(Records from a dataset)
::::

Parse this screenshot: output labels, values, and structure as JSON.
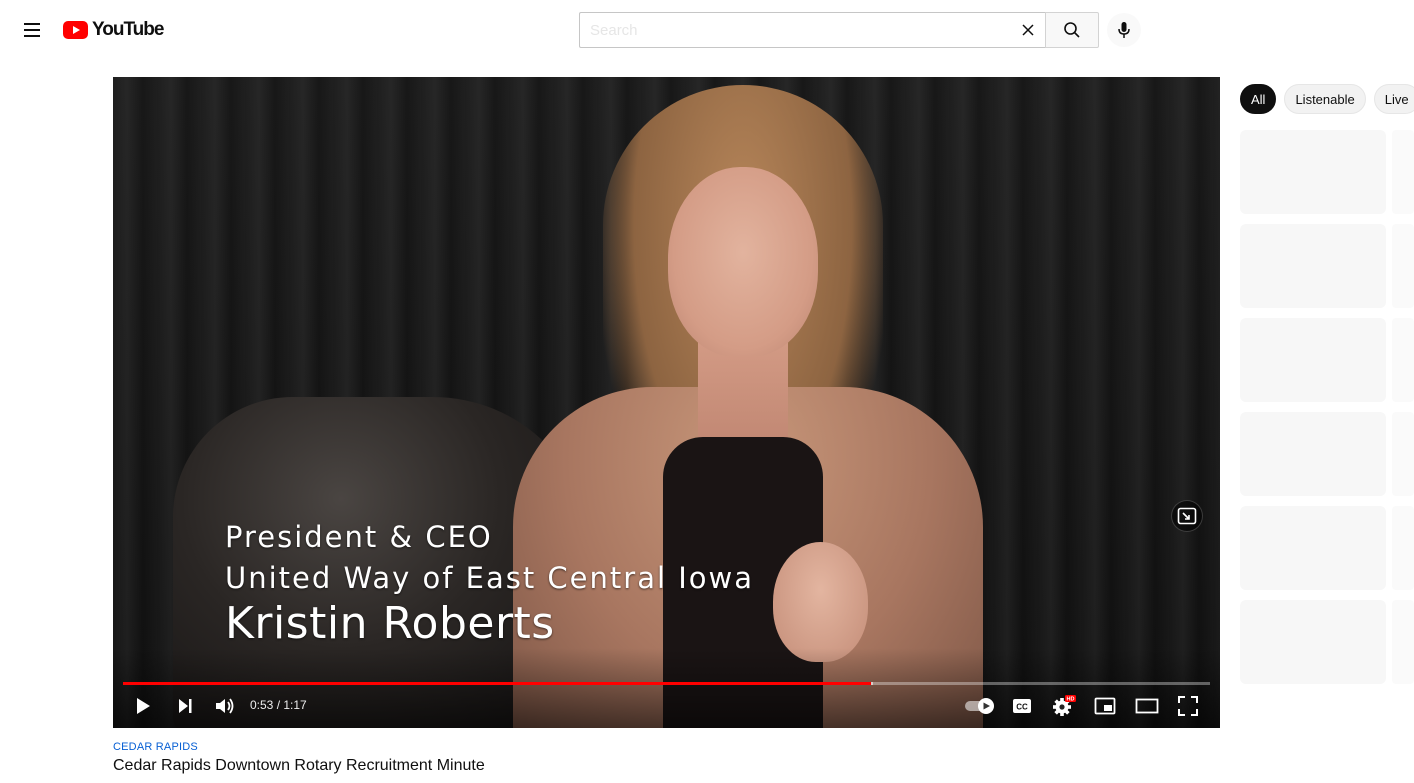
{
  "header": {
    "logo_text": "YouTube",
    "search_placeholder": "Search",
    "search_value": ""
  },
  "player": {
    "lower_third": {
      "line1": "President & CEO",
      "line2": "United Way of East Central Iowa",
      "name": "Kristin Roberts"
    },
    "time_display": "0:53 / 1:17",
    "progress_fraction": 0.6882,
    "buffered_fraction": 0.69,
    "settings_badge": "HD",
    "autoplay_on": true
  },
  "video": {
    "channel_tag": "CEDAR RAPIDS",
    "title": "Cedar Rapids Downtown Rotary Recruitment Minute"
  },
  "sidebar": {
    "chips": [
      {
        "label": "All",
        "active": true
      },
      {
        "label": "Listenable",
        "active": false
      },
      {
        "label": "Live",
        "active": false
      }
    ]
  },
  "colors": {
    "brand_red": "#ff0000",
    "link_blue": "#065fd4",
    "text": "#0f0f0f"
  },
  "icons": {
    "menu": "hamburger-icon",
    "clear": "close-icon",
    "search": "search-icon",
    "mic": "mic-icon",
    "play": "play-icon",
    "next": "skip-next-icon",
    "volume": "volume-icon",
    "autoplay": "autoplay-toggle-icon",
    "captions": "cc-icon",
    "settings": "gear-icon",
    "miniplayer": "miniplayer-icon",
    "theater": "theater-icon",
    "fullscreen": "fullscreen-icon"
  }
}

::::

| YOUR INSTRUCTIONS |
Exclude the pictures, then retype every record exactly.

| SOLUTION TO THIS TASK |
Parse this screenshot: output labels, values, and structure as JSON.
{
  "header": {
    "logo_text": "YouTube",
    "search_placeholder": "Search",
    "search_value": ""
  },
  "player": {
    "lower_third": {
      "line1": "President & CEO",
      "line2": "United Way of East Central Iowa",
      "name": "Kristin Roberts"
    },
    "time_display": "0:53 / 1:17",
    "progress_fraction": 0.6882,
    "buffered_fraction": 0.69,
    "settings_badge": "HD",
    "autoplay_on": true
  },
  "video": {
    "channel_tag": "CEDAR RAPIDS",
    "title": "Cedar Rapids Downtown Rotary Recruitment Minute"
  },
  "sidebar": {
    "chips": [
      {
        "label": "All",
        "active": true
      },
      {
        "label": "Listenable",
        "active": false
      },
      {
        "label": "Live",
        "active": false
      }
    ]
  },
  "colors": {
    "brand_red": "#ff0000",
    "link_blue": "#065fd4",
    "text": "#0f0f0f"
  },
  "icons": {
    "menu": "hamburger-icon",
    "clear": "close-icon",
    "search": "search-icon",
    "mic": "mic-icon",
    "play": "play-icon",
    "next": "skip-next-icon",
    "volume": "volume-icon",
    "autoplay": "autoplay-toggle-icon",
    "captions": "cc-icon",
    "settings": "gear-icon",
    "miniplayer": "miniplayer-icon",
    "theater": "theater-icon",
    "fullscreen": "fullscreen-icon"
  }
}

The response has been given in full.